**Aim of the task:** Determine the number of lines below that contain the string "capital", and state only that number.

+ + + + +

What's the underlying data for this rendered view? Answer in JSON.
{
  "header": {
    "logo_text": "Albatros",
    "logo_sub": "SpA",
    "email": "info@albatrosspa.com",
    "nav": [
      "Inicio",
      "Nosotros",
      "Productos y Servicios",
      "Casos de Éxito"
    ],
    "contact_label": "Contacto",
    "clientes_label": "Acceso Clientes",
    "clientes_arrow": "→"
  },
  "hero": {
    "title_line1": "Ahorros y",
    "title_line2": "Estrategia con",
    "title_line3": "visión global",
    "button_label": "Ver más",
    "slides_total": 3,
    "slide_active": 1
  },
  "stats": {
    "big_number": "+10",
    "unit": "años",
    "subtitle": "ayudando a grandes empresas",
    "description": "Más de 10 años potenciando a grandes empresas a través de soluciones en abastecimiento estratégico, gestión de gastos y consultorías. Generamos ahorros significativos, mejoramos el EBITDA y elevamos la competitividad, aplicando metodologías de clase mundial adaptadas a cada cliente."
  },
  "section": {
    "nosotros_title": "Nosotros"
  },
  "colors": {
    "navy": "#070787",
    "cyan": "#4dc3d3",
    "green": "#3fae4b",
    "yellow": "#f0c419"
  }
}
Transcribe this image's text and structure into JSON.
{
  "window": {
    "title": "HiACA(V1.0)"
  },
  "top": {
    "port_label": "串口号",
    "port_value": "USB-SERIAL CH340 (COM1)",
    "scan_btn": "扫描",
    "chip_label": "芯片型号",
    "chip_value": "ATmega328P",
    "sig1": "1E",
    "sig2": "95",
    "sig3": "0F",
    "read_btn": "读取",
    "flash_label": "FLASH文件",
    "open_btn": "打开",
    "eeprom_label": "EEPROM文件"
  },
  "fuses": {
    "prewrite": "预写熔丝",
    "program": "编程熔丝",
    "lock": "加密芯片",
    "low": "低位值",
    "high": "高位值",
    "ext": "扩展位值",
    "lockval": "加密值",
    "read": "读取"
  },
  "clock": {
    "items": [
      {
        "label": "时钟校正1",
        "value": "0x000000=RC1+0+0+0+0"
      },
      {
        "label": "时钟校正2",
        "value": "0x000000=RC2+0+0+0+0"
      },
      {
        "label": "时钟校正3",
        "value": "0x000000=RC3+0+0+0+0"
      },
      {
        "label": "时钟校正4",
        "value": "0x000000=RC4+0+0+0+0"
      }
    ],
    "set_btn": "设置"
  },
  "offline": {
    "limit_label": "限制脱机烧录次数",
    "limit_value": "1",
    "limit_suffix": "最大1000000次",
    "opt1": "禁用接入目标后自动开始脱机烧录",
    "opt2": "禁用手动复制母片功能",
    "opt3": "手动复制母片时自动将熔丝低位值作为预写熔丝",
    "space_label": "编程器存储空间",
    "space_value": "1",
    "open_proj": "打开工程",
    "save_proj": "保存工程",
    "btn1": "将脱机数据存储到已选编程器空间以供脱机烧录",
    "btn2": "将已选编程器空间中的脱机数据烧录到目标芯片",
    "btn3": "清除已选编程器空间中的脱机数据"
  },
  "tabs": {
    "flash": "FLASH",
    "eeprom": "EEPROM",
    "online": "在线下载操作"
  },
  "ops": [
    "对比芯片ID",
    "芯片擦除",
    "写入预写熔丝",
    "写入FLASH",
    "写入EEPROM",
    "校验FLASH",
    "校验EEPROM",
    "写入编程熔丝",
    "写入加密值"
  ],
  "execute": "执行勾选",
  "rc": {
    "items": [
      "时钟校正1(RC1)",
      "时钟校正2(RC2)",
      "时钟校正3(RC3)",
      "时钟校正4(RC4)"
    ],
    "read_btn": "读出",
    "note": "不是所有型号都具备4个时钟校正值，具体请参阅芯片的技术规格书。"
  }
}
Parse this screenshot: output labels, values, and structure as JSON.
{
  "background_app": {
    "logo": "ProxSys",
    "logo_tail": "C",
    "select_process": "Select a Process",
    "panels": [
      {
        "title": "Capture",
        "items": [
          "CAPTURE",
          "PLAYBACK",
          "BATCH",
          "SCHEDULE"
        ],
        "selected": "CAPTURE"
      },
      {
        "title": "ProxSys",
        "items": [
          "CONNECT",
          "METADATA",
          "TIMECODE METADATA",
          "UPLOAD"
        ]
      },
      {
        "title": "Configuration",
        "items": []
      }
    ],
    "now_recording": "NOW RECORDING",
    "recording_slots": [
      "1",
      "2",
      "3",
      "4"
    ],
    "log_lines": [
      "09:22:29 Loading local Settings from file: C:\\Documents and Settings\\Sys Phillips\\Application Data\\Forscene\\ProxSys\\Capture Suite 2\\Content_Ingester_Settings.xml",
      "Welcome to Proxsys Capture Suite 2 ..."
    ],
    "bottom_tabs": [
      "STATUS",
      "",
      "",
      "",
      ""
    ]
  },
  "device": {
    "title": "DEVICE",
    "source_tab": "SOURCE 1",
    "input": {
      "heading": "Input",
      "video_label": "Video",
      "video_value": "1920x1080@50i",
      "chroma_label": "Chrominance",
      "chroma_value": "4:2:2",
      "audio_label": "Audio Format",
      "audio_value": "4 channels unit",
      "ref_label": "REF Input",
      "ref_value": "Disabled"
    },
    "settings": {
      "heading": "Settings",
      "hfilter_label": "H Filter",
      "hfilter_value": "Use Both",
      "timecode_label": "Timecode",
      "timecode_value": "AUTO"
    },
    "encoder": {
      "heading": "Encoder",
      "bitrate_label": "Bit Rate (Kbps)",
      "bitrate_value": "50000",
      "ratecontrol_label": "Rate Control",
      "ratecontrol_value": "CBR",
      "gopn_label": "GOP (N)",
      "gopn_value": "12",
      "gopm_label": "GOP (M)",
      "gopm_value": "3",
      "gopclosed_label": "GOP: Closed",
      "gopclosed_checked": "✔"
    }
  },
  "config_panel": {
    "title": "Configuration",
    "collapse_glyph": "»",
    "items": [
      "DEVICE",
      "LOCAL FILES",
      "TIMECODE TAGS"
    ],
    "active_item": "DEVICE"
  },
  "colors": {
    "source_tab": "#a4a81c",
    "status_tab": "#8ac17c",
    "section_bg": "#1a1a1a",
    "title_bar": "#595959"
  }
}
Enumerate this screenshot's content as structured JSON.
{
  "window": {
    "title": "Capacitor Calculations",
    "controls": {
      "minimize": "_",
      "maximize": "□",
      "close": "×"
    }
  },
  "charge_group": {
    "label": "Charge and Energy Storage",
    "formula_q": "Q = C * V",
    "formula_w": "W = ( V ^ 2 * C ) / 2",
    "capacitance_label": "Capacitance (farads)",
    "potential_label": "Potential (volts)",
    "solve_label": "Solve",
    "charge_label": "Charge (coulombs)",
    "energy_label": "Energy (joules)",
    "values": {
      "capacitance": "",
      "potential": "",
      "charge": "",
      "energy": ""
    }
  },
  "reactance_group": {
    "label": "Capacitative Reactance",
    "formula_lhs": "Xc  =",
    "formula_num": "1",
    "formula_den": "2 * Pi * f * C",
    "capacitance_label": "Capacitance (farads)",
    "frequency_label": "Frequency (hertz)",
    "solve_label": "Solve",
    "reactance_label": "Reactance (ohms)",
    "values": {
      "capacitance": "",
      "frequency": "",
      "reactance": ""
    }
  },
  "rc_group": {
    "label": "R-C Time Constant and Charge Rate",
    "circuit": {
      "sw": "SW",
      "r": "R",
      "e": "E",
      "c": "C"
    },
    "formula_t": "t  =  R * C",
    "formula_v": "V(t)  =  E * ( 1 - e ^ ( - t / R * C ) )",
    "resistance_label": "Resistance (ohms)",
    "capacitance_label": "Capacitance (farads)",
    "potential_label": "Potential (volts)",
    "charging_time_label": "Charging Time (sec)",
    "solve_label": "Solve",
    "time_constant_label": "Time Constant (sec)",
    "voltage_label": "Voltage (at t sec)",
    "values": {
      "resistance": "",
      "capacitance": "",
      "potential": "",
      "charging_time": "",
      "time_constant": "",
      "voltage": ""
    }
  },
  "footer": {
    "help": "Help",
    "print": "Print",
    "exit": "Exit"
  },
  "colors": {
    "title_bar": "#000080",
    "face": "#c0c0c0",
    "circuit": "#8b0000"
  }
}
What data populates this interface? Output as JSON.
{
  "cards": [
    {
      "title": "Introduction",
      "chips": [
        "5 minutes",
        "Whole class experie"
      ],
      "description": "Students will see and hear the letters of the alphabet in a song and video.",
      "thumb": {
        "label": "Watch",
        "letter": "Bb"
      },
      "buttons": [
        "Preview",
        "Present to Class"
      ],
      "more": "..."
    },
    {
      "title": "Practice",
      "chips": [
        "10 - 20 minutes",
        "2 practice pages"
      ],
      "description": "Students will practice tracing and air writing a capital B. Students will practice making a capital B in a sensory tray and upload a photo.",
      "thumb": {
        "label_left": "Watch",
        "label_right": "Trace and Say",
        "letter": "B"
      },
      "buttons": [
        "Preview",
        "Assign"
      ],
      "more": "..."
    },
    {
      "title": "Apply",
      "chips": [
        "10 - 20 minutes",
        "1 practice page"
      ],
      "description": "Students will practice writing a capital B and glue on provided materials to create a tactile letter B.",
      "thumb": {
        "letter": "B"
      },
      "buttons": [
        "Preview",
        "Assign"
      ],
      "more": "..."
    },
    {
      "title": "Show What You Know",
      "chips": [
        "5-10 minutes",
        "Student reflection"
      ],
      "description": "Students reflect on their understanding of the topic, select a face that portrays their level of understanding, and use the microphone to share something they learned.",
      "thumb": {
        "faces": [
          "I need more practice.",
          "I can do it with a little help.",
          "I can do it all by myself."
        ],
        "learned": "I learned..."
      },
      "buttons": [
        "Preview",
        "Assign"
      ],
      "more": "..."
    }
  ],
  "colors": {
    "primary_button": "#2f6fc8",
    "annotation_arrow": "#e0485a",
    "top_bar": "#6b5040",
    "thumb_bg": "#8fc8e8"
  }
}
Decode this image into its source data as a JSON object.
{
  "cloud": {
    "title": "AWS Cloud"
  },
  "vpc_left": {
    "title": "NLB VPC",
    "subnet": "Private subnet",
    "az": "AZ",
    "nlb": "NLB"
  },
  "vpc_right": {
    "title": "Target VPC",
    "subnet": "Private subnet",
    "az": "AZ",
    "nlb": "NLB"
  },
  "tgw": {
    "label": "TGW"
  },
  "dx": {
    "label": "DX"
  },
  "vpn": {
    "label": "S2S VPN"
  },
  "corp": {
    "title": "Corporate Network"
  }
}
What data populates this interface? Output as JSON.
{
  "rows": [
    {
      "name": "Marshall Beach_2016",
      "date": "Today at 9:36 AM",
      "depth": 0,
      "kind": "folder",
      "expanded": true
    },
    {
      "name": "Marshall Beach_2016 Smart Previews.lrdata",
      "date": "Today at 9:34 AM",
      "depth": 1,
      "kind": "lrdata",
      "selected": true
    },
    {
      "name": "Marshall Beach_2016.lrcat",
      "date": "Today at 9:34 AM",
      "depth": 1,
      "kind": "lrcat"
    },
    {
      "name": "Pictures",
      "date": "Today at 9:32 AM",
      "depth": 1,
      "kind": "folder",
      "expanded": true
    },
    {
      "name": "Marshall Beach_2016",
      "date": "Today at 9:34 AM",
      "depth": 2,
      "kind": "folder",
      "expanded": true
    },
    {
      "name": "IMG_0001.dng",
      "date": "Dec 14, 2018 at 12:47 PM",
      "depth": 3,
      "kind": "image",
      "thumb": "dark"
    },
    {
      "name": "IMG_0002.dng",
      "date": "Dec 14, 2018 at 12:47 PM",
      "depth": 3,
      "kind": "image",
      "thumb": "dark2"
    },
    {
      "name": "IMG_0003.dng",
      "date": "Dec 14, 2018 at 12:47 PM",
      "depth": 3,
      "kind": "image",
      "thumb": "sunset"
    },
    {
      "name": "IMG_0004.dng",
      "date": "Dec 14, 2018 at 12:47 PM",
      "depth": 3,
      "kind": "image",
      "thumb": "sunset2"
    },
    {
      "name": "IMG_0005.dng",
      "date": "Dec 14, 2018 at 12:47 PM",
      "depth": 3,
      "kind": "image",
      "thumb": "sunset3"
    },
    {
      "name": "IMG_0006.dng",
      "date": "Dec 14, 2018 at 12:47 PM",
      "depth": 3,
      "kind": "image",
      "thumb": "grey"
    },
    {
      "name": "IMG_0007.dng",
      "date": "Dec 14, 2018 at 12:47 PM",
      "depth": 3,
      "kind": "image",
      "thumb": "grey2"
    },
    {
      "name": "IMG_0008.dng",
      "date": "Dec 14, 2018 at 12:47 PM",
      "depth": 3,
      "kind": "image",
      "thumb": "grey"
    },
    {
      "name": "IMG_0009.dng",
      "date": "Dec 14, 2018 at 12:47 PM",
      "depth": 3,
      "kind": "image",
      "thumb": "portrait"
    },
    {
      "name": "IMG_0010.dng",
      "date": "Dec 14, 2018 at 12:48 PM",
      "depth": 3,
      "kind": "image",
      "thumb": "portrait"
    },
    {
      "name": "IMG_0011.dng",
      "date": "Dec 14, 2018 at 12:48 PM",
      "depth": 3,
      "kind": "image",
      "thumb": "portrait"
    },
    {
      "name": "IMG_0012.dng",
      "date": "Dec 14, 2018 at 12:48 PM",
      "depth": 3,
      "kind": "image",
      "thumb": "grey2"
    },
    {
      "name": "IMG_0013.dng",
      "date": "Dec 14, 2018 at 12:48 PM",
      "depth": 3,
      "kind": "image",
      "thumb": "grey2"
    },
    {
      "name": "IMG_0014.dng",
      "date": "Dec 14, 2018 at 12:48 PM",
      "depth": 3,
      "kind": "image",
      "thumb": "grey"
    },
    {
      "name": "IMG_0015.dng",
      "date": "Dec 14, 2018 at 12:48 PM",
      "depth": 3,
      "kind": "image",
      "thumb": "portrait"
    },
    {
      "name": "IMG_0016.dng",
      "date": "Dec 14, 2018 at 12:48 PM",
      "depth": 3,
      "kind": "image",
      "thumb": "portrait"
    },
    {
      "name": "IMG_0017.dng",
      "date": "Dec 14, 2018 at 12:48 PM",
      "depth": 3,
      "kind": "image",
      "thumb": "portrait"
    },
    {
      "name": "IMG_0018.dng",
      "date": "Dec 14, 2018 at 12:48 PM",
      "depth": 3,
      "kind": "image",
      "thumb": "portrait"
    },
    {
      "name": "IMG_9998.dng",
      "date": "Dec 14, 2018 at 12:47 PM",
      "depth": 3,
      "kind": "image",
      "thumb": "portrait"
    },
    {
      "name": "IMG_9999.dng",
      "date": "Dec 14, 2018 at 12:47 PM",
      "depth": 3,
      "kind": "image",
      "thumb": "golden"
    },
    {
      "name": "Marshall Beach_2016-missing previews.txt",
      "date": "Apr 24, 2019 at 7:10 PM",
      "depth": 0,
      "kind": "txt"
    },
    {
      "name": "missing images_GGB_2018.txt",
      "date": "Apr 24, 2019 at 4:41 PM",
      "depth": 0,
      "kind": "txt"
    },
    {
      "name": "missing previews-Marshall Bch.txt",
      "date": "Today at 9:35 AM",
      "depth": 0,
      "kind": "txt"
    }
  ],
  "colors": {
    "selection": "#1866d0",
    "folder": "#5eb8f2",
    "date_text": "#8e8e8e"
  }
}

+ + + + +

**Solution for this task:** 2